Carissa Chesanek interviewed Simon Han for BOMB and Lincoln Michel, Sam J. Miller, Monique Laban, Eshani Surya, and Kevin Nguyen for The Brooklyn Rail.
Lisa Peet interviewed Riva Lehrer for Bloom.
Meredith Maran interviewed Christina Baker Kline for the Los Angeles Review of Books.
Nancy H. Williard interviewed Annette Saunooke Clapsaddle for the Southern Review of Books.
Member News, Etc.
Daniel Mendelsohn’s Three Rings: A Tale of Exile, Narrative, and Fate has won France’s Prix du Meilleur Livre Étranger (Best Foreign Book of the Year) for 2020. Awards are given in two categories, fiction and nonfiction, to winners selected from among all foreign titles published in French translation during the year. Previous winners include Helen Macdonald, Philip Roth, Vassily Grossman, W. G. Sebald, Heinrich Böll, Elias Canetti, Claudio Magris, and Roberto Calasso.

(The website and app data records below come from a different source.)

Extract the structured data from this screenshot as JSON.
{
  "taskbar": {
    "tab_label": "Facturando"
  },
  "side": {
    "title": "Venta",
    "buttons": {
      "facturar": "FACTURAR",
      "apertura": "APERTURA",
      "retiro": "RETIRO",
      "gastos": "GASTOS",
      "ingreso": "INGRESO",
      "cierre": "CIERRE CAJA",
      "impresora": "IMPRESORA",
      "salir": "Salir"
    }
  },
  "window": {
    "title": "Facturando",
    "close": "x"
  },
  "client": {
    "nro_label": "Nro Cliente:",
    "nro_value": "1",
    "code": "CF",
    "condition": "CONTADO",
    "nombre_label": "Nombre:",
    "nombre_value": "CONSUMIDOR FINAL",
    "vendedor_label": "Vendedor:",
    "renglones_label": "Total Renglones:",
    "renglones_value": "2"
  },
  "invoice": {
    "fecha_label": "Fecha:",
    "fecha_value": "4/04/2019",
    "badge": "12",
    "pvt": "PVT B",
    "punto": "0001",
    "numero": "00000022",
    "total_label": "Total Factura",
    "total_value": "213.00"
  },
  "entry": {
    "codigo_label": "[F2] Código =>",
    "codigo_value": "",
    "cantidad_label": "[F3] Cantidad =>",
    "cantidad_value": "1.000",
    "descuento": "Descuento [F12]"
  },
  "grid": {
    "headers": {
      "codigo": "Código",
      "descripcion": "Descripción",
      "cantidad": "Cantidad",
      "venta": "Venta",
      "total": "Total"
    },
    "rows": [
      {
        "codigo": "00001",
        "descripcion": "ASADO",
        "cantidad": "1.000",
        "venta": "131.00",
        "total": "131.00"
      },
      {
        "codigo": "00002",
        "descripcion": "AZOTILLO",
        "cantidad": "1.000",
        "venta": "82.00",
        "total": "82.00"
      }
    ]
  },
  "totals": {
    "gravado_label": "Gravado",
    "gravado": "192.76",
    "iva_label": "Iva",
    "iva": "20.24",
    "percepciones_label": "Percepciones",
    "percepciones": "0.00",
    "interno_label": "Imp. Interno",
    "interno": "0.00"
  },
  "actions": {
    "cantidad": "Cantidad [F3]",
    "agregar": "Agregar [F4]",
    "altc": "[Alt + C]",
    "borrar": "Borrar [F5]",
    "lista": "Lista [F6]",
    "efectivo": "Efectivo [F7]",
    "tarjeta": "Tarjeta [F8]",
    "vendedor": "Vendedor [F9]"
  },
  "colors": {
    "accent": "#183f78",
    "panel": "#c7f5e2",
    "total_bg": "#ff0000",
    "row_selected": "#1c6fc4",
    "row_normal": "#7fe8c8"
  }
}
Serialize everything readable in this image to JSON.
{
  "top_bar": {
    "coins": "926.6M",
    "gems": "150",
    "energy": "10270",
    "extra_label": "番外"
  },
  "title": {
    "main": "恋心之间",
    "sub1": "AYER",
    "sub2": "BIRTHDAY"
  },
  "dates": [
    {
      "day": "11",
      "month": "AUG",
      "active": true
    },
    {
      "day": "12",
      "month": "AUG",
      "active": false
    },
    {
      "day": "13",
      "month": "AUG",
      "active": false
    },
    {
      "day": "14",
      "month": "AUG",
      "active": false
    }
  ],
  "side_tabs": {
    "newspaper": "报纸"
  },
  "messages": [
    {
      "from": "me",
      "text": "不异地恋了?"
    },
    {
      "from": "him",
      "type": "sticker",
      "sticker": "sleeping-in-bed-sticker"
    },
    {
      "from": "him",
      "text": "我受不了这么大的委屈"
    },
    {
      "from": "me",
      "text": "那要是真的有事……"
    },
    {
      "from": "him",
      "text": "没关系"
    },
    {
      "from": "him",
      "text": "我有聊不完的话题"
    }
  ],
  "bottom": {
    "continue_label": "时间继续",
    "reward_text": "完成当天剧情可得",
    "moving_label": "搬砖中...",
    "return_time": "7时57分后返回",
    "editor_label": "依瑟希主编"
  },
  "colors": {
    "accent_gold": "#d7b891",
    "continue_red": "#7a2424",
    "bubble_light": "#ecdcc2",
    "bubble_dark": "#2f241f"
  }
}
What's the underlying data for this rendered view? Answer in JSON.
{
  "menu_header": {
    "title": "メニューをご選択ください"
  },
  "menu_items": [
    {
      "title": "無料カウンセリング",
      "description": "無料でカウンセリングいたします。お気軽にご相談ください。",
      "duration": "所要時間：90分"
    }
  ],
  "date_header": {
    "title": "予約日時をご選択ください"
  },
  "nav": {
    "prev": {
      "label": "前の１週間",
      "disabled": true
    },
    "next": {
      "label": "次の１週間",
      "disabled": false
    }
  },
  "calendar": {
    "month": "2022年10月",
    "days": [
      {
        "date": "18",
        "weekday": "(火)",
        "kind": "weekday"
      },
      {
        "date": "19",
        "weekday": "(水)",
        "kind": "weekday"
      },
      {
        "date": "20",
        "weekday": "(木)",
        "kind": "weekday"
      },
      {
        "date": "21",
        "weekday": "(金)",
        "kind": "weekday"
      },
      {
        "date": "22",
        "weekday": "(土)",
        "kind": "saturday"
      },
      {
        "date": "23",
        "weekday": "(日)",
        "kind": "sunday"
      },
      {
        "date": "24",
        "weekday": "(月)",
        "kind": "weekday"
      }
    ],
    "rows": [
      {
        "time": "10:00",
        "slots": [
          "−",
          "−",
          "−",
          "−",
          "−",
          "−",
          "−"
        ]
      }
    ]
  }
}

NBCC board member Rod Davis‘s Southern noir East of Texas, West of Hell, was reviewed in the San Antonio Express-News and also carried in the Houston Chronicle, both Hearst publications. “Readers who enjoyed Davis’ South, America will fall into this sequel and find more than just vicarious thrills. East of Texas, West of Hell brings into focus the bigger questions of righteousness found on the roads leading out of perdition,” the review noted.
SEND US YOUR STUFF: NBCC members: Send us your stuff! Your work may be highlighted in this roundup; please send links to new reviews, features and other literary pieces, or tell us about awards, honors or new and forthcoming books, by dropping a line to NBCCcritics@gmail.com. Be sure to include the link to your work.